Microsoft wants to steer us away from the familiar Windows 7-style Desktop interface with the Windows 8 update, called Windows 8.1. Details from a leaked video preview, found a couple weeks ago by The Verge, suggest Microsoft plans to do so by improving the Metro interface.*
Die-hard Desktop fans, lay down your pitchforks and extinguish your torches…for now. According to Mary Jo Foley writing for ZDNet, our beloved Desktop isn’t going anywhere anytime soon, but Microsoft may do away with it in the long term by making Metro more functional. However, why go through the hassle of Metro if it’s going to be as functional as Desktop? The basic answer to that is Metro is faster, more stable and more secure than Desktop.
One major functionality improvement the update will bring us is the integration of Desktop’s Control Panel ** into Metro. This could resolve usability issues in apps such as Skype, which can only be opened in Metro, yet forces users to make intricate audio adjustments in Desktop.
Keeping in mind that this is Microsoft’s first Windows 8 update, we’re still not seeing any improvements to Windows 8’s split personality. Desktop fans will find that, even with shortcuts to certain apps in Desktop, they will still open via Metro. Forcing users to switch between Metro and Desktop to use certain apps causes frustration and confusion, resulting in unfavorable reactions and controversy towards Windows 8.
If you’re raising your pitchfork again, take a look at this to find out why Metro is, in essence, better than Windows 7/Desktop. Operating systems are written in computer code, and Desktop’s aging code has become too inefficient and unsecure to compete in today’s world. A replacement was inevitable and Microsoft is slowly making users transition to Metro so PCs can keep up with a more web-centric, app-based and virus-filled world.
For now, I’m sticking to my glorious Windows 7, but Microsoft is going in the right direction. I look forward to further Windows 8 updates which will undoubtedly entice me to switch over to the Metro side of things.

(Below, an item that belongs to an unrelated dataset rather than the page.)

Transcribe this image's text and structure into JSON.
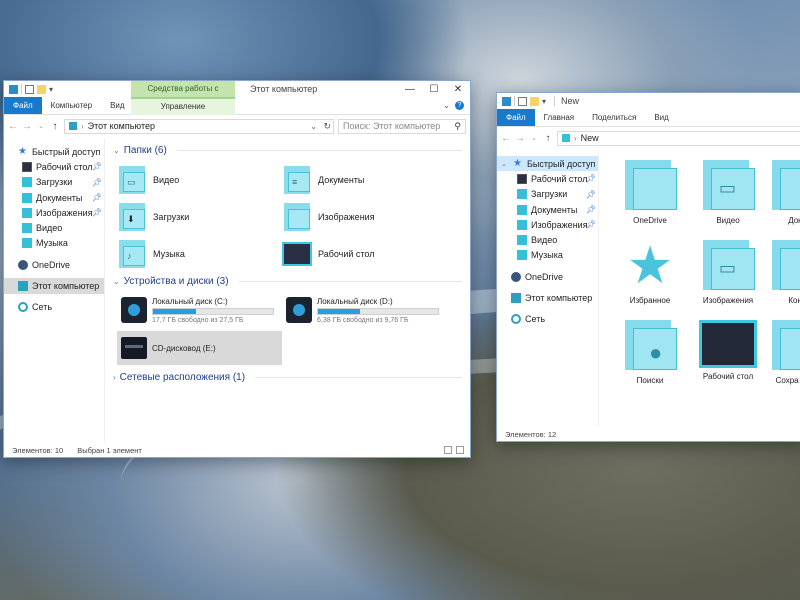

* Metro is the primary user-interface for WIndows 8, leaving the familiar Desktop interface for more intricate uses, such as file management and computer settings.
** That’s System Preferences for you Mac users.